Mitch Schieber got into the shrimp farming business by chance.
He does remodeling for a living, but he had been looking at different careers. Then, a couple of years ago, his daughter, who was in fifth grade, was doing a science experiment with brine shrimp.
He started wondering if he could raise real shrimp.
“And I’m thinking like in a garbage can in the garage, just for a hobby and just for bragging rights, a ‘hey, look what I’m doing’ sort of thing,” Schieber told guest host Brian Ellison on KCUR’s Central Standard.
He Googled “farming shrimp,” and saw the giant ponds in Southeast Asia where they produce tons of shrimp a year. But he also discovered that people were growing saltwater shrimp indoors in the United States.
He got the bug in his head, he said, and jumped in with both feet. Last February, he and his wife, Julie, opened KC Shrimp in Oak Grove, Missouri.

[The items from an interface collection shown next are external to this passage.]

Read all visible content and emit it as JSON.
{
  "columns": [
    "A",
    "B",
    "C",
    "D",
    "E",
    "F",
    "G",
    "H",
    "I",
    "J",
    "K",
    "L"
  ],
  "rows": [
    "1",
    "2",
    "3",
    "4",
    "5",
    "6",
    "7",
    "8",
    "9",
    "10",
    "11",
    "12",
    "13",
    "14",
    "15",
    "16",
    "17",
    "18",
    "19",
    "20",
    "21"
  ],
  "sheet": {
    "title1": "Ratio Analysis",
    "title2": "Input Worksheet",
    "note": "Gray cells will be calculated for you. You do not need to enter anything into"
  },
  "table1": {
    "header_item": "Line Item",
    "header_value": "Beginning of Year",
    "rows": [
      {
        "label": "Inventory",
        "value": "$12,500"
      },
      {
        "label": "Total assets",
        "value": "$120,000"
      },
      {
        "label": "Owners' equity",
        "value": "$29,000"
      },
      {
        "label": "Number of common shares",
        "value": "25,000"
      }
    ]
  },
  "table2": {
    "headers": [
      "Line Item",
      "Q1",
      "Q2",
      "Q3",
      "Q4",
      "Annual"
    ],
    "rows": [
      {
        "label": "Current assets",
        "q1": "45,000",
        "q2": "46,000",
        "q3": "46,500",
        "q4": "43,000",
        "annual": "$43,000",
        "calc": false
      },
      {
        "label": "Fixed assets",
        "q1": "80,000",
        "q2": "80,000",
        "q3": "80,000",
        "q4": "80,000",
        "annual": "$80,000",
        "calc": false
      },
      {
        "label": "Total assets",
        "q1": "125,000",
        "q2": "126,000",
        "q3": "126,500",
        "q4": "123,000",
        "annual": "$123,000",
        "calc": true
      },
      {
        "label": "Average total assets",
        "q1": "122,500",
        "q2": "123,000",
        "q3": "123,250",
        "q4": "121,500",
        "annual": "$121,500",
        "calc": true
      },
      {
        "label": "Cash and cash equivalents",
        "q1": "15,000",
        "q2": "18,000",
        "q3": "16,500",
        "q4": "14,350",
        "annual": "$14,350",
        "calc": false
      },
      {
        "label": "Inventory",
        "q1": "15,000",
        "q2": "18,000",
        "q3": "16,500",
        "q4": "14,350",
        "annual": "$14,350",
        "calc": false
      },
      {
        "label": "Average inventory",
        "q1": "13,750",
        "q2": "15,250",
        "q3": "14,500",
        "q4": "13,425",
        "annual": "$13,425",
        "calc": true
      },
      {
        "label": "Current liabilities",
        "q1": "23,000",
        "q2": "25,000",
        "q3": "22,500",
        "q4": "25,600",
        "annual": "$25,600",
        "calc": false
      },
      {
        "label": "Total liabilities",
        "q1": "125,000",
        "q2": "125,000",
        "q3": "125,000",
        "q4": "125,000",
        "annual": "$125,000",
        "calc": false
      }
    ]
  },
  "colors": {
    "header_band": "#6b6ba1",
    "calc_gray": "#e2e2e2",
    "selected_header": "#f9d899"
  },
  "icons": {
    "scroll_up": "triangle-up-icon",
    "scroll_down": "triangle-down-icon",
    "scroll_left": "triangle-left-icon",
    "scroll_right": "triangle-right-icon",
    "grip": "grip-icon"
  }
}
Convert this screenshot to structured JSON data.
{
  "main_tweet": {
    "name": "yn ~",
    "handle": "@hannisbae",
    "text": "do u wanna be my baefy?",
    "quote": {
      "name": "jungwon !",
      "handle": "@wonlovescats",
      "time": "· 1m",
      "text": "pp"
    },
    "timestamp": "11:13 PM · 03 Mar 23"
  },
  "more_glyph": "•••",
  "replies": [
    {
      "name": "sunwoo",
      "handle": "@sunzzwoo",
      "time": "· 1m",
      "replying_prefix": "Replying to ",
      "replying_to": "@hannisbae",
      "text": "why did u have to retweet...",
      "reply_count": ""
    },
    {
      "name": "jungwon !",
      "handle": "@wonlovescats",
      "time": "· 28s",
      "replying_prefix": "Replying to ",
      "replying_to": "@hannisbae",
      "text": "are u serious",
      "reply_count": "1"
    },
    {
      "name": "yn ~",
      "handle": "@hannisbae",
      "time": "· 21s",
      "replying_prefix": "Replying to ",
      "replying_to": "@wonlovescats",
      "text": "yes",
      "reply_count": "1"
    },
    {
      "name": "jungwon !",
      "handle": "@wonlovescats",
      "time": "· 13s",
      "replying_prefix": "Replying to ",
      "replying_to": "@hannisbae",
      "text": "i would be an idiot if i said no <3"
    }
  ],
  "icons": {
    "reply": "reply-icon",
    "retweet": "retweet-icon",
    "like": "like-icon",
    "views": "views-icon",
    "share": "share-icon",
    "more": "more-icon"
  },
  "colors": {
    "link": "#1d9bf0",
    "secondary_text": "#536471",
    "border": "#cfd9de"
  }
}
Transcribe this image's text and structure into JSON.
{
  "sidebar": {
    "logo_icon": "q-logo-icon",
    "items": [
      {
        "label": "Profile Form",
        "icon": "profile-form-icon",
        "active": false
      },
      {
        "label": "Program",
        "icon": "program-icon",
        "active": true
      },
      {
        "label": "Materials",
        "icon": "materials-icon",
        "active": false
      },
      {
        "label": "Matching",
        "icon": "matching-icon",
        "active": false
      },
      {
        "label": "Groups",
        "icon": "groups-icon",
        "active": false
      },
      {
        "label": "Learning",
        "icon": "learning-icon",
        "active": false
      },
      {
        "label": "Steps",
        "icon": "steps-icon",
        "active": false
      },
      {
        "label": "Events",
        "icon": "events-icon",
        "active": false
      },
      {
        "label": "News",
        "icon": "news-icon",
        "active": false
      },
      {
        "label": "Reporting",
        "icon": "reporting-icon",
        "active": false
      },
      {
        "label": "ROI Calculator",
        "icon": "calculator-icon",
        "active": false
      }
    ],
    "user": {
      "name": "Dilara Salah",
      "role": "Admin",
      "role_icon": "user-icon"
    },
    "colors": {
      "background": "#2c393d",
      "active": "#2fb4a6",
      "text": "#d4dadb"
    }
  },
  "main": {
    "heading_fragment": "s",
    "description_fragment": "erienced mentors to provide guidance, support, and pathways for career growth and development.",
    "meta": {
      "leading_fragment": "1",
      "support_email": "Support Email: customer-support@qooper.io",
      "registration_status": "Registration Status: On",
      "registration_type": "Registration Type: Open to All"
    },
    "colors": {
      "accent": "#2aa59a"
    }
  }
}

A 50 x 60 outbuilding that’s attached to a pole barn on their property houses nine above-ground swimming pools that have been modified to accommodate an aeration system for the shrimp. He had to insulate the building well — the water temperature needs to be around 78 to 80. He adds good bacteria to the water to consume the shrimp’s waste. About 3500 shrimp live in each pool.
He buys shrimp that are two months old from a farmer in Indiana. At that point, the shrimp are three-quarters to an inch long and about a gram in weight. It takes about three months for them to grow to full size, and every month, three of his tanks are ready to harvest.

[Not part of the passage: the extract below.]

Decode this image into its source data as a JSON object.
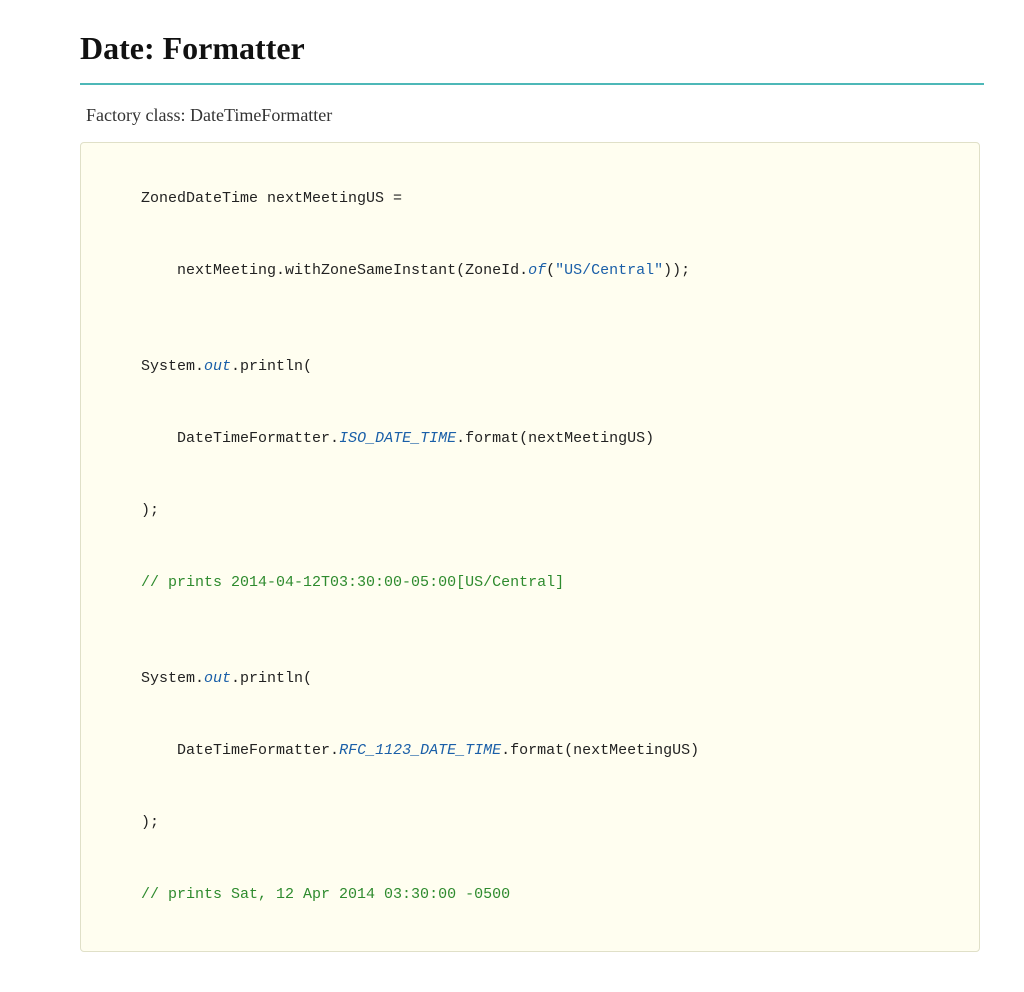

While he checks the water balance daily, he’s experienced some losses.
“We get what we call the suicide jump,” he said, when the shrimp jump out of the tank at night. Even though there’s an extra foot height on the pool, they can easily clear that.

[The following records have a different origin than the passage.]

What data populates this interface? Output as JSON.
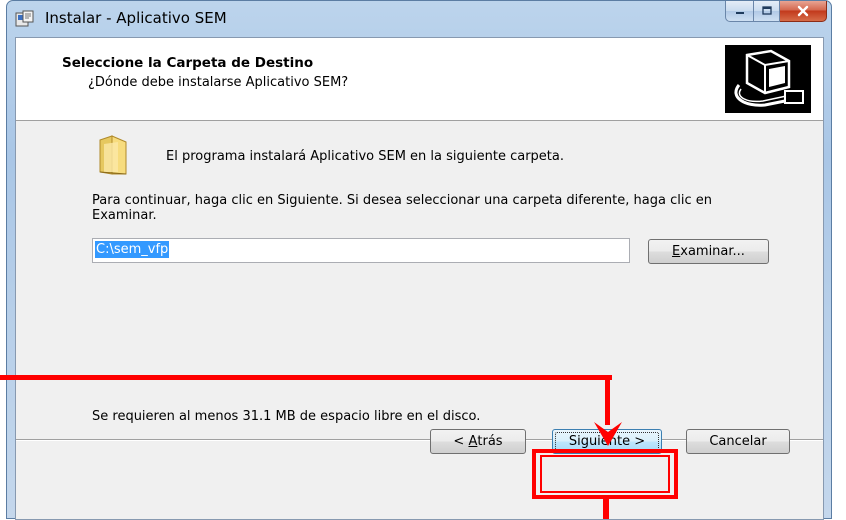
{
  "window": {
    "title": "Instalar - Aplicativo SEM",
    "controls": {
      "minimize_icon": "minimize-icon",
      "maximize_icon": "maximize-icon",
      "close_icon": "close-icon"
    }
  },
  "header": {
    "title": "Seleccione la Carpeta de Destino",
    "subtitle": "¿Dónde debe instalarse Aplicativo SEM?",
    "image_icon": "computer-install-icon"
  },
  "body": {
    "folder_icon": "folder-icon",
    "folder_message": "El programa instalará Aplicativo SEM en la siguiente carpeta.",
    "continue_text": "Para continuar, haga clic en Siguiente. Si desea seleccionar una carpeta diferente, haga clic en Examinar.",
    "path_value": "C:\\sem_vfp",
    "browse_label_first": "E",
    "browse_label_rest": "xaminar...",
    "space_required": "Se requieren al menos 31.1 MB de espacio libre en el disco."
  },
  "footer": {
    "back_label_pre": "< ",
    "back_label_accel": "A",
    "back_label_post": "trás",
    "next_label": "Siguiente >",
    "cancel_label": "Cancelar"
  },
  "annotation": {
    "color": "#ff0000"
  }
}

He was also told not to expect much more than a 50 percent survival rate during the first year, he said. One crop hit 50 percent, and he’s seen about 35 to 40 percent lately. After the first year, after he gets the systems established, the survival rate goes up. Later, he’d like to expand into phase two, where he starts growing the shrimp from when they’re about 10 days old.
Farming is in Schieber’s blood. He grew up on a farm in Wellington, Missouri, and his family’s been farming for generations. They grew crops, cattle and, when he was younger, pigs.
He considers himself a modern farmer.
“It’s not your traditional type, but it is considered farming,” he said.
He sells his shrimp to Kansas City restuarants like The Rieger, Novel and Room 39 (he also sells to the general public by appointment). He’s heard from local chefs that the taste is as fresh and clean as you’d get from the ocean.
“I would say that probably mine are going to taste better because they’re fresh,” he said. You don’t know how long shrimp from the ocean have been on ice, he added.
“The day I give them to my chefs, they were still alive this morning.”
Jen Chen is associate producer for KCUR's Central Standard. Reach out to her at email@example.com.